By Shawna Collier
(ATLANTA) Jelisha Turner is finally able to sleep. The news she and all her neighbors have been waiting for finally came through: Prince William is marrying.
“You talk about things that I really care about. Prince William marrying that beautiful woman is at the top of my list,” Turner told The Peoples News. “I stayed up until all hours of the night back in 1981, when his mother and father married, and I’ll do the same thing when William ties the knot.”
William, 28, proposed to Kate Middleton in Kenya last month just after finishing a hearty plate of baby back ribs at Famous Dave’s Barbecue.
Most blacks, like Turner, have followed the prince since his birth in 1982. Even his parents’ 1981 marriage is so revered that, much like Barack Obama’s election, September 11 and the Space Shuttle explosion, African Americans can remember where they were when Prince Charles wed Lady Diana Spencer.
Leroy Meadows (who recalls he watched the affair at a party thrown by his pals George Hay and Ervin Dawson) said he and his son, Chris, could barely contain their excitement while following Diana’s first pregnancy.

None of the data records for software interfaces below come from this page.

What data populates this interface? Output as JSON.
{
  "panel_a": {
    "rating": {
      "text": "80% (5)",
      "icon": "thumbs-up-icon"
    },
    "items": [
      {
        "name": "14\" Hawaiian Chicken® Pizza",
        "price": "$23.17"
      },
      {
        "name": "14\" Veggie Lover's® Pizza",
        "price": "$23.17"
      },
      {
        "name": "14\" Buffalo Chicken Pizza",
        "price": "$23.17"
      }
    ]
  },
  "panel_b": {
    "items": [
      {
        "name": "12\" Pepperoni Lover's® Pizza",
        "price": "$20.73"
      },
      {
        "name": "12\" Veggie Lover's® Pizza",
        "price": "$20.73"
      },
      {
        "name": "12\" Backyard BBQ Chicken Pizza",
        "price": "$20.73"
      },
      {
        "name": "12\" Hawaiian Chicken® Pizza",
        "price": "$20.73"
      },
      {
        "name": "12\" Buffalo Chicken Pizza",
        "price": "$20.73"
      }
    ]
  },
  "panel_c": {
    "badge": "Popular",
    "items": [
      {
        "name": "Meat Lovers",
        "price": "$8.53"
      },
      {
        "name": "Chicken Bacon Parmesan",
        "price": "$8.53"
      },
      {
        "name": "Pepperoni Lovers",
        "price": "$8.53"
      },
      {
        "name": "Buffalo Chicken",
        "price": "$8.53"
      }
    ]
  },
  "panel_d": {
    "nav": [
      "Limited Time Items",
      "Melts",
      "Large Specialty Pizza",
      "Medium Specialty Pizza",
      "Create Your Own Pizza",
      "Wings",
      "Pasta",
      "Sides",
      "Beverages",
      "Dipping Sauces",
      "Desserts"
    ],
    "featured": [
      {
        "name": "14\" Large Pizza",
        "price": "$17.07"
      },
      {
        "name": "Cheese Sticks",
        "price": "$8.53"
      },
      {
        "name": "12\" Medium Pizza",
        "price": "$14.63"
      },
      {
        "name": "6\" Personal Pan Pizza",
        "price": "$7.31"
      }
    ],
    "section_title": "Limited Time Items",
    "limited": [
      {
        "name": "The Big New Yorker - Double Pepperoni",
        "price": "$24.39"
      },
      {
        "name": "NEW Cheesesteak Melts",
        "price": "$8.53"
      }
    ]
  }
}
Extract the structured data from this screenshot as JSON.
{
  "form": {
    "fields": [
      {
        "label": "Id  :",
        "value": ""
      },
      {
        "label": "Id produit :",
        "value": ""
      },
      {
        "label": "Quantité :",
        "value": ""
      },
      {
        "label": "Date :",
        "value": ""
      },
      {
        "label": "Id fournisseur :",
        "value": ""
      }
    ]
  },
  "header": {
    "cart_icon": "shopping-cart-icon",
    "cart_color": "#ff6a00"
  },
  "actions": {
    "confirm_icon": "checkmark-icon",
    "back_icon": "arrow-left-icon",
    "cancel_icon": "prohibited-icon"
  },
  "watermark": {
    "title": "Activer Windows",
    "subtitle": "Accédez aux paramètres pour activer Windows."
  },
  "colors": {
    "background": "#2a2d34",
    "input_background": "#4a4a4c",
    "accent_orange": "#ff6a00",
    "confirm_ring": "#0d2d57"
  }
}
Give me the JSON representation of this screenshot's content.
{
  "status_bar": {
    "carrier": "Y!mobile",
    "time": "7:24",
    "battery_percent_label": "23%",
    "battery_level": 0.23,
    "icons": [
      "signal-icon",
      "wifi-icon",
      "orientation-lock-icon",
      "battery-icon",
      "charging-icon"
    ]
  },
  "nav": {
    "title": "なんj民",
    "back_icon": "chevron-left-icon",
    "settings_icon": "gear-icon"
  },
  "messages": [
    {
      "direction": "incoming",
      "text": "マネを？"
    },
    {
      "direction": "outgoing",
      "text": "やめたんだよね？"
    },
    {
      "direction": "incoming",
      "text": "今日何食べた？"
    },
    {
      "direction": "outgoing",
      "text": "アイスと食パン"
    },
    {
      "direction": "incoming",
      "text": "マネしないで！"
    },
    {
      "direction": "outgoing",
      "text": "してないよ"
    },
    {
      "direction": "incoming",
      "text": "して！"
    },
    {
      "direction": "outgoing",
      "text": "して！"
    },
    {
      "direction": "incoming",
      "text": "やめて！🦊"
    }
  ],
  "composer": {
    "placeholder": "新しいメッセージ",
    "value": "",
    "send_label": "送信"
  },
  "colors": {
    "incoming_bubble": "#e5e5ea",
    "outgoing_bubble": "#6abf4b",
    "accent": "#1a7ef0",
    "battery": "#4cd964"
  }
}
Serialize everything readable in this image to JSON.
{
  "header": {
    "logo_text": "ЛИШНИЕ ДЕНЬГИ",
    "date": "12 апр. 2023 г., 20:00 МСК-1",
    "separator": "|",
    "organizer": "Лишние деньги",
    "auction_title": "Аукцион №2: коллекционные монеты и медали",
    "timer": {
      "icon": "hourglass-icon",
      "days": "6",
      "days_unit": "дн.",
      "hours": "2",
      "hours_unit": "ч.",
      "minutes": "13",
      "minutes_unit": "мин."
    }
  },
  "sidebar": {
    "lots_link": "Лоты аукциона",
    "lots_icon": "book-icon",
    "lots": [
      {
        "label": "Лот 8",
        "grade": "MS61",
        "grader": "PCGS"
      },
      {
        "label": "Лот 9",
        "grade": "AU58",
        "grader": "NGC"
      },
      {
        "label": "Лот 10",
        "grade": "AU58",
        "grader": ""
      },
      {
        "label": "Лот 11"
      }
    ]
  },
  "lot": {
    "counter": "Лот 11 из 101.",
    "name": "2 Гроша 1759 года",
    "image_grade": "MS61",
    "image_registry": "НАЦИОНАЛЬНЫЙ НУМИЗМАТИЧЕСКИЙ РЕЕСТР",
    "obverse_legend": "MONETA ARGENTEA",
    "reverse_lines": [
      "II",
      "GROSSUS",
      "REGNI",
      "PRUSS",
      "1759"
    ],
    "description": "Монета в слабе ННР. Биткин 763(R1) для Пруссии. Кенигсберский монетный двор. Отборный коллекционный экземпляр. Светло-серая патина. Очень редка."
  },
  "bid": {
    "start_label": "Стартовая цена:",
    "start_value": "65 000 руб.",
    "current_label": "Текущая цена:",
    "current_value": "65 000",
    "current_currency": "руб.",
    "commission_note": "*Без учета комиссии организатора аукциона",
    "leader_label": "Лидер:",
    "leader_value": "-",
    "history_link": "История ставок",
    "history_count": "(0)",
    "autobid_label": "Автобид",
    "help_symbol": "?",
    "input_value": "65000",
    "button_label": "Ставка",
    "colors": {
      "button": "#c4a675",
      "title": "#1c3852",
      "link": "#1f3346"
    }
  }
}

“I’m something of an Anglophile, and that’s how I raised my son. I remember Chris and I taking bets on whether the baby would be a boy or a girl, what they would name the child. I thought it was going to be Robert!” Meadows recalled with a hearty laugh. “Chris still reads everything he can about William. I’m really happy for them.”
William told The Peoples News he proposed by performing an interpretive bird dance his father had taught him. As he soared like a crow returning to its nest, he regurgitated a ring that fell onto Middleton’s plate. The ring, which his mother had worn, fit Middleton’s ring finger perfectly once it was wiped off.
He said they will have a small wedding with just a few friends.
“Blimey bloke snog, mate,” William said. “Blarney ponce innit loo sod off, blimey.”
Black people are disappointed the small wedding likely won’t be televised, but they’re just happy William found someone to spend his life with.
“It really kept me up at nights. Whenever I’d see him on the cover of People or Us or one of the other great magazines, I’d just think ‘When, when?'” said J’Quinta Anderson. “It’s a story that I never found tedious or meaningless. This is someone’s life and I wish them the best.”
© 2010 The Peoples News